The Securities and Exchange Commission has voted to update its definition of accredited investor, changes that are expected to expand the pool of individuals and entities eligible to participate in the private capital markets.

Accredited investor is a key test the SEC uses to identify institutions and individuals the agency deems to be financially sophisticated enough to protect their own interests. Those who qualify are able to participate in investment opportunities not available to other investors, including certain offerings by hedge funds and private equity funds.


The SEC currently has income and net-worth tests that define an accredited investor. These include a net worth for individuals, or joint net worth with that person's spouse, that exceeds $1 million. An individual whose income is in excess of $200,000 in the two most recent years, or a joint income with their spouse over $300,000, also qualifies as an accredited investor.

The SEC’s proposed amendments would add the term “spousal equivalent” to the accredited investor definition, allowing spousal equivalents to pool their finances for the purpose of qualifying as accredited investors. The amendments would also add new categories of accredited investors based on professional certifications and designations. For example, investors who hold a Series 7, 65 or 82 license would automatically qualify as accredited investors, regardless of whether they meet the net worth or income thresholds.

With respect to investments in a private fund, the amendments would create a new category based on the person’s status as a “knowledgeable employee” of the fund.

Entities and Institutions
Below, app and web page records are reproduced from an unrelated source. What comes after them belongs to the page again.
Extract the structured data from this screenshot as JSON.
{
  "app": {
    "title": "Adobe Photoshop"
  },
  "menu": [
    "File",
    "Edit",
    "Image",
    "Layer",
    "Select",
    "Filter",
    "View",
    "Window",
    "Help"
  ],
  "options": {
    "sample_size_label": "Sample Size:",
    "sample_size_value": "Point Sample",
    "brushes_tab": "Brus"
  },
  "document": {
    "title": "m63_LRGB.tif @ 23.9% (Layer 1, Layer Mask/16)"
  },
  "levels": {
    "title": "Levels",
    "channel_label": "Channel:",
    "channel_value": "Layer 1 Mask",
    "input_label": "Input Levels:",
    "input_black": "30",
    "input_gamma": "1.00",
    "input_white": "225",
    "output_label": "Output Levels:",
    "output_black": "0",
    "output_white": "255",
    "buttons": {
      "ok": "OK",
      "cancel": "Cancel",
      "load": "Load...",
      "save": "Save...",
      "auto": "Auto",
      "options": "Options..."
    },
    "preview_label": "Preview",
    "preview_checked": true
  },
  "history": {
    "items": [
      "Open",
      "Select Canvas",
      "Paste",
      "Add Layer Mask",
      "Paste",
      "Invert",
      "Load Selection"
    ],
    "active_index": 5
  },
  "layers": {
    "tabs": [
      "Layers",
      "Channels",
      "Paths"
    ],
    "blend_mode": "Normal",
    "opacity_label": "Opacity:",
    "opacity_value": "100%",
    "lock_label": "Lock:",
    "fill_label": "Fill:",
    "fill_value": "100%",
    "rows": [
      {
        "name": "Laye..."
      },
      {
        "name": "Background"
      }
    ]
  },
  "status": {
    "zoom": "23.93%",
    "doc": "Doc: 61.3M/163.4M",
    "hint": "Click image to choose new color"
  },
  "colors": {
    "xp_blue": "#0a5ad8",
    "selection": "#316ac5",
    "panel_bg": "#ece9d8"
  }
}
Certain entities, such as banks and insurance companies, currently qualify as accredited investors. The proposed amendments would add LLCs that meet certain conditions to the list of entities that may qualify as accredited investors, as well as registered investment advisers and rural business investment companies.
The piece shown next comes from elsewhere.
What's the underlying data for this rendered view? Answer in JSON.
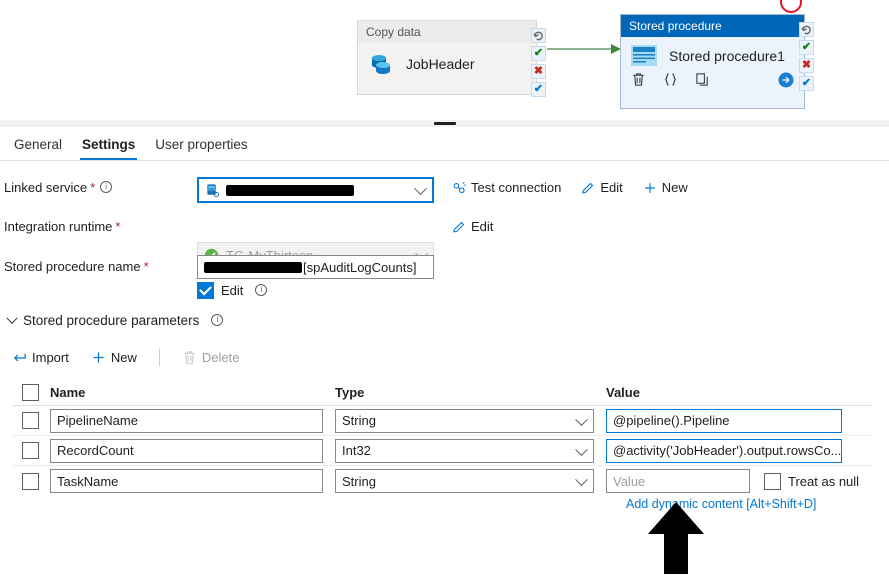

The amendments would also add a new category for any entity, including Indian tribes, owning investments in excess of $5 million and that was not formed for the specific purpose of investing in the securities offered. “Family offices” with at least $5 million in assets under management and their “family clients” would also be eligible.